At this point the choirs and soloists strike in unaccompanied with the opening stanza of the Te Deum, followed immediately by a fanfare for the enlarged orchestra for Part Two (which is supposed to be about 150-strong, besides the extra 40 or so players comprising the four extra brass orchestras). The eclecticism of Brian's music here borrows references as diverse as mediaeval fauxbourdon, Renaissance multiple polyphony on the scale of Tallis's Spem in alium all the way through to twentieth century tone clusters, polytonality and the use of percussion and brass in a Varèse-like outburst of extreme dissonance. The text is treated episodically with sections for full orchestra and choir frequently alternating with unaccompanied passages for the choir alone. The fourth movement moves away from tonalities centered around D and establishes E as a new tonal centre, which is strenuously challenged in the following movements. The start of the fifth movement involves only the choirs in a fearsomely chromatic un-accompanied polyphonic passage, after which the soprano soloist gently sings a wordless vocalise "like an indefinite intonation". A fanfare for eight trumpets and a lengthy orchestral passage then introduces each of the four separate brass orchestras paired with one of the four corresponding choirs. A second orchestral development then culminates in a huge climax for the full forces. Thereafter the sixth and final movement continues with even more contrasted and episodic treatment of the text as the music seems to struggle to reach a conclusion. At the final words "non confundar in aeternum" the music violently flares up with two dissonant outbursts answered by the choirs, followed by a despairing orchestral coda, but the work is finally clinched with a murmuring from the choir, which finally confirms the tonality of E major.
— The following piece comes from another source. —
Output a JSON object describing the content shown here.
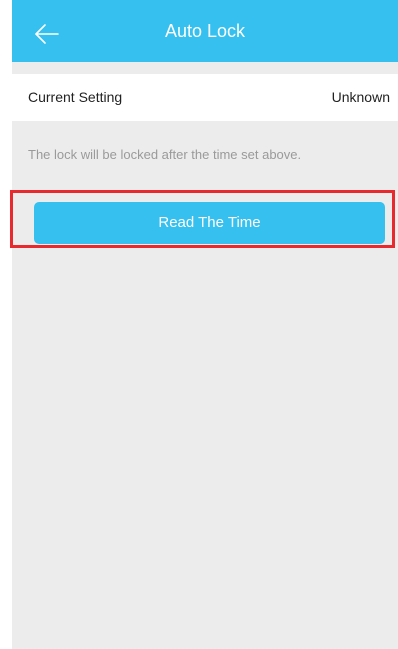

Attempts to perform the symphony have frequently met with failure, beginning with the efforts of Hamilton Harty and Eugene Goossens in the depression-affected 1930s and enduring to the current day, usually owing to the extreme logistics of the work. The work was eventually premiered in 1961, and has been followed by a mere handful of performances, often by partly or wholly amateur forces; the 1978 performance for example was an ad hoc amateur orchestra specially assembled for the occasion, in Brian's home county of Staffordshire. The first professional performance in 1966 was enthusiastically received by the audience in the Royal Albert Hall when the composer himself, aged 90, was in attendance to take a bow at the work's conclusion; this performance was also broadcast live by the BBC.
The alto Shirley Minty sang in the 1966 and 1980 performances, and appears to be the only person who has played a prominent role in more than one performance of the work.